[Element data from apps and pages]

☆ ☆ ☆ ☆ ☆ ☆ ☆

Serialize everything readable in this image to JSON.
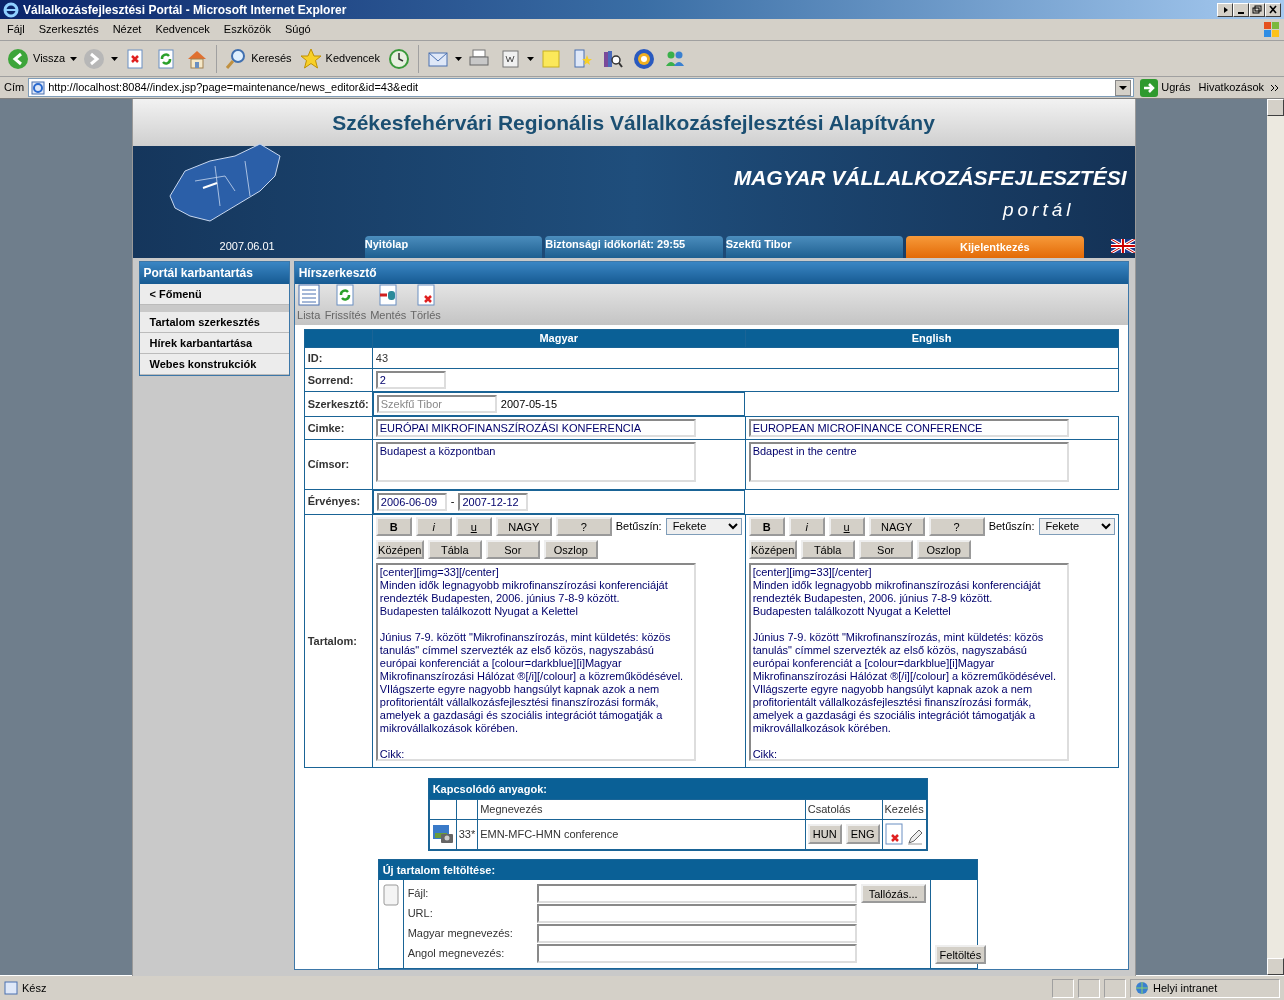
{
  "window": {
    "title": "Vállalkozásfejlesztési Portál - Microsoft Internet Explorer"
  },
  "menu": [
    "Fájl",
    "Szerkesztés",
    "Nézet",
    "Kedvencek",
    "Eszközök",
    "Súgó"
  ],
  "toolbar": [
    {
      "label": "Vissza",
      "dropdown": true
    },
    {
      "dropdown": true
    },
    {
      "dropdown": false
    },
    {
      "dropdown": false
    },
    {
      "dropdown": false
    },
    {
      "label": "Keresés",
      "dropdown": false
    },
    {
      "label": "Kedvencek",
      "dropdown": false
    },
    {
      "dropdown": false
    },
    {
      "dropdown": true
    },
    {
      "dropdown": false
    },
    {
      "dropdown": true
    },
    {
      "dropdown": false
    },
    {
      "dropdown": false
    },
    {
      "dropdown": false
    },
    {
      "dropdown": false
    },
    {
      "dropdown": false
    }
  ],
  "address": {
    "label": "Cím",
    "url": "http://localhost:8084//index.jsp?page=maintenance/news_editor&id=43&edit",
    "go": "Ugrás",
    "links": "Hivatkozások"
  },
  "header": {
    "title": "Székesfehérvári Regionális Vállalkozásfejlesztési Alapítvány",
    "banner": "MAGYAR VÁLLALKOZÁSFEJLESZTÉSI",
    "subtitle": "portál",
    "date": "2007.06.01"
  },
  "nav": [
    {
      "label": "Nyitólap",
      "kind": "nav"
    },
    {
      "label": "Biztonsági időkorlát: 29:55",
      "kind": "nav"
    },
    {
      "label": "Szekfű Tibor",
      "kind": "nav"
    },
    {
      "label": "Kijelentkezés",
      "kind": "logout"
    }
  ],
  "sidebar": {
    "title": "Portál karbantartás",
    "items": [
      {
        "label": "< Főmenü",
        "kind": "back"
      },
      {
        "label": "Tartalom szerkesztés",
        "kind": "link"
      },
      {
        "label": "Hírek karbantartása",
        "kind": "link"
      },
      {
        "label": "Webes konstrukciók",
        "kind": "link"
      }
    ]
  },
  "editor": {
    "title": "Hírszerkesztő",
    "tools": [
      {
        "label": "Lista"
      },
      {
        "label": "Frissítés"
      },
      {
        "label": "Mentés"
      },
      {
        "label": "Törlés"
      }
    ],
    "columns": [
      "Magyar",
      "English"
    ],
    "id": {
      "label": "ID:",
      "value": "43"
    },
    "order": {
      "label": "Sorrend:",
      "value": "2"
    },
    "author": {
      "label": "Szerkesztő:",
      "value": "Szekfű Tibor",
      "disabled": true,
      "date": "2007-05-15"
    },
    "tag": {
      "label": "Cimke:",
      "values": [
        "EURÓPAI MIKROFINANSZÍROZÁSI KONFERENCIA",
        "EUROPEAN MICROFINANCE CONFERENCE"
      ]
    },
    "headline": {
      "label": "Címsor:",
      "values": [
        "Budapest a központban",
        "Bdapest in the centre"
      ]
    },
    "valid": {
      "label": "Érvényes:",
      "from": "2006-06-09",
      "separator": "-",
      "to": "2007-12-12"
    },
    "content": {
      "label": "Tartalom:",
      "editors": [
        {
          "format_buttons": [
            {
              "label": "B",
              "kind": "bold"
            },
            {
              "label": "i",
              "kind": "italic"
            },
            {
              "label": "u",
              "kind": "underline"
            },
            {
              "label": "NAGY",
              "kind": "plain"
            },
            {
              "label": "?",
              "kind": "plain"
            }
          ],
          "layout_buttons": [
            "Középen",
            "Tábla",
            "Sor",
            "Oszlop"
          ],
          "color_label": "Betűszín:",
          "font_color": "Fekete",
          "text": "[center][img=33][/center]\nMinden idők legnagyobb mikrofinanszírozási konferenciáját rendezték Budapesten, 2006. június 7-8-9 között.\nBudapesten találkozott Nyugat a Kelettel\n\nJúnius 7-9. között \"Mikrofinanszírozás, mint küldetés: közös tanulás\" címmel szervezték az első közös, nagyszabású európai konferenciát a [colour=darkblue][i]Magyar Mikrofinanszírozási Hálózat ®[/i][/colour] a közreműködésével. VIlágszerte egyre nagyobb hangsúlyt kapnak azok a nem profitorientált vállalkozásfejlesztési finanszírozási formák, amelyek a gazdasági és szociális integrációt támogatják a mikrovállalkozások körében.\n\nCikk:"
        },
        {
          "format_buttons": [
            {
              "label": "B",
              "kind": "bold"
            },
            {
              "label": "i",
              "kind": "italic"
            },
            {
              "label": "u",
              "kind": "underline"
            },
            {
              "label": "NAGY",
              "kind": "plain"
            },
            {
              "label": "?",
              "kind": "plain"
            }
          ],
          "layout_buttons": [
            "Középen",
            "Tábla",
            "Sor",
            "Oszlop"
          ],
          "color_label": "Betűszín:",
          "font_color": "Fekete",
          "text": "[center][img=33][/center]\nMinden idők legnagyobb mikrofinanszírozási konferenciáját rendezték Budapesten, 2006. június 7-8-9 között.\nBudapesten találkozott Nyugat a Kelettel\n\nJúnius 7-9. között \"Mikrofinanszírozás, mint küldetés: közös tanulás\" címmel szervezték az első közös, nagyszabású európai konferenciát a [colour=darkblue][i]Magyar Mikrofinanszírozási Hálózat ®[/i][/colour] a közreműködésével. VIlágszerte egyre nagyobb hangsúlyt kapnak azok a nem profitorientált vállalkozásfejlesztési finanszírozási formák, amelyek a gazdasági és szociális integrációt támogatják a mikrovállalkozások körében.\n\nCikk:"
        }
      ]
    }
  },
  "related": {
    "title": "Kapcsolódó anyagok:",
    "columns": {
      "name": "Megnevezés",
      "attach": "Csatolás",
      "manage": "Kezelés"
    },
    "rows": [
      {
        "number": "33*",
        "name": "EMN-MFC-HMN conference",
        "attachments": [
          "HUN",
          "ENG"
        ]
      }
    ]
  },
  "upload": {
    "title": "Új tartalom feltöltése:",
    "fields": [
      {
        "label": "Fájl:",
        "browse": "Tallózás..."
      },
      {
        "label": "URL:"
      },
      {
        "label": "Magyar megnevezés:"
      },
      {
        "label": "Angol megnevezés:"
      }
    ],
    "submit": "Feltöltés"
  },
  "status_bar": {
    "text": "Kész",
    "zone": "Helyi intranet"
  }
}
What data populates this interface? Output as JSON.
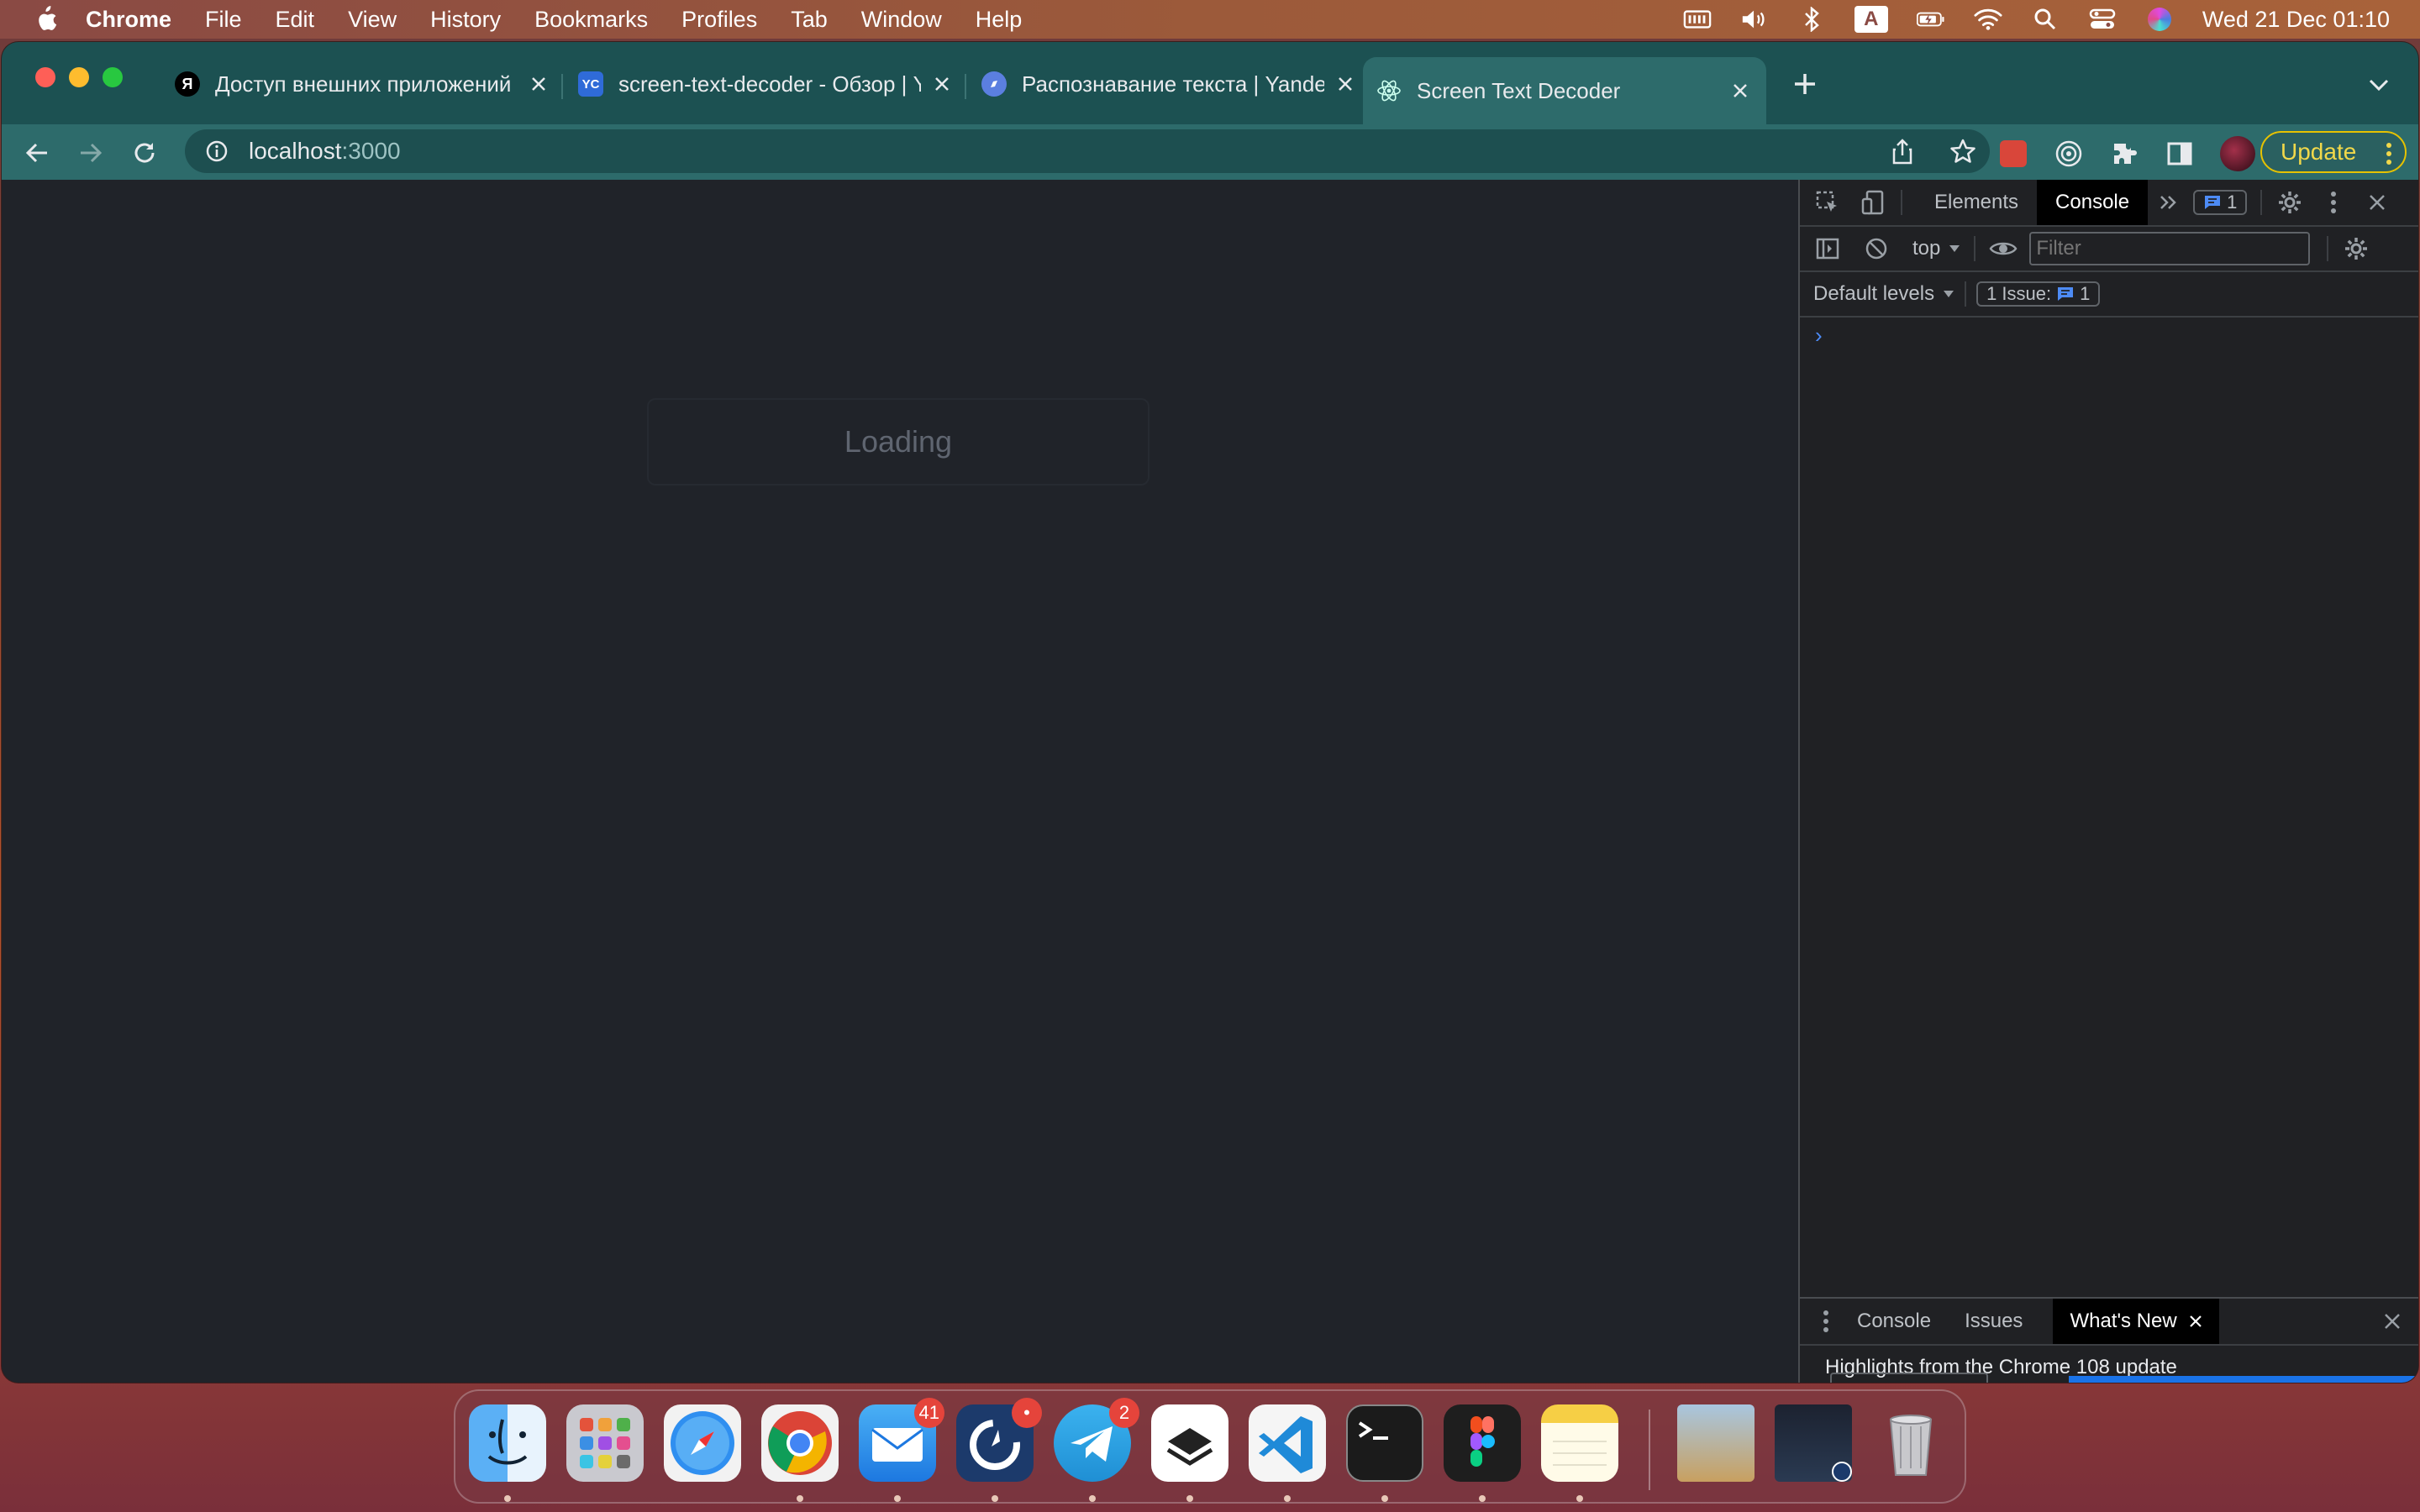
{
  "menubar": {
    "app_name": "Chrome",
    "items": [
      "File",
      "Edit",
      "View",
      "History",
      "Bookmarks",
      "Profiles",
      "Tab",
      "Window",
      "Help"
    ],
    "keyboard_layout": "A",
    "clock": "Wed 21 Dec  01:10"
  },
  "tabs": [
    {
      "title": "Доступ внешних приложений",
      "favicon": "yandex-icon",
      "favicon_text": "Я",
      "favicon_color": "#000000",
      "active": false
    },
    {
      "title": "screen-text-decoder - Обзор | Y",
      "favicon": "yandex-cloud-icon",
      "favicon_text": "YC",
      "favicon_color": "#2f6bd8",
      "active": false
    },
    {
      "title": "Распознавание текста | Yandex",
      "favicon": "compass-icon",
      "favicon_text": "",
      "favicon_color": "#5b7fe0",
      "active": false
    },
    {
      "title": "Screen Text Decoder",
      "favicon": "react-icon",
      "favicon_text": "",
      "favicon_color": "#2d6b6b",
      "active": true
    }
  ],
  "omnibox": {
    "host": "localhost",
    "port": ":3000"
  },
  "update_button": {
    "label": "Update"
  },
  "page": {
    "loading_text": "Loading"
  },
  "devtools": {
    "tabs": [
      "Elements",
      "Console"
    ],
    "active_tab": "Console",
    "issues_count": "1",
    "context": "top",
    "filter_placeholder": "Filter",
    "levels": "Default levels",
    "issue_label": "1 Issue:",
    "issue_count": "1",
    "prompt": "›",
    "drawer": {
      "tabs": [
        "Console",
        "Issues"
      ],
      "active_tab": "What's New",
      "headline": "Highlights from the Chrome 108 update"
    }
  },
  "dock": {
    "items": [
      {
        "name": "finder",
        "badge": ""
      },
      {
        "name": "launchpad",
        "badge": ""
      },
      {
        "name": "safari",
        "badge": ""
      },
      {
        "name": "chrome",
        "badge": ""
      },
      {
        "name": "mail",
        "badge": "41"
      },
      {
        "name": "mattermost",
        "badge": "•"
      },
      {
        "name": "telegram",
        "badge": "2"
      },
      {
        "name": "sublime-merge",
        "badge": ""
      },
      {
        "name": "vscode",
        "badge": ""
      },
      {
        "name": "terminal",
        "badge": ""
      },
      {
        "name": "figma",
        "badge": ""
      },
      {
        "name": "notes",
        "badge": ""
      },
      {
        "name": "preview-photos",
        "badge": ""
      },
      {
        "name": "downloads-stack",
        "badge": ""
      },
      {
        "name": "trash",
        "badge": ""
      }
    ]
  },
  "colors": {
    "tabstrip": "#1c5152",
    "toolbar": "#2d6b6b",
    "page_bg": "#202329",
    "accent_blue": "#4d8bf5",
    "update_yellow": "#f1d84a"
  }
}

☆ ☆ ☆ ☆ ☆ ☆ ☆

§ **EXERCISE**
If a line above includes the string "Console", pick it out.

§ **YOUR RESPONSE**
      "Console"
    "active_tab": "Console",
        "Console",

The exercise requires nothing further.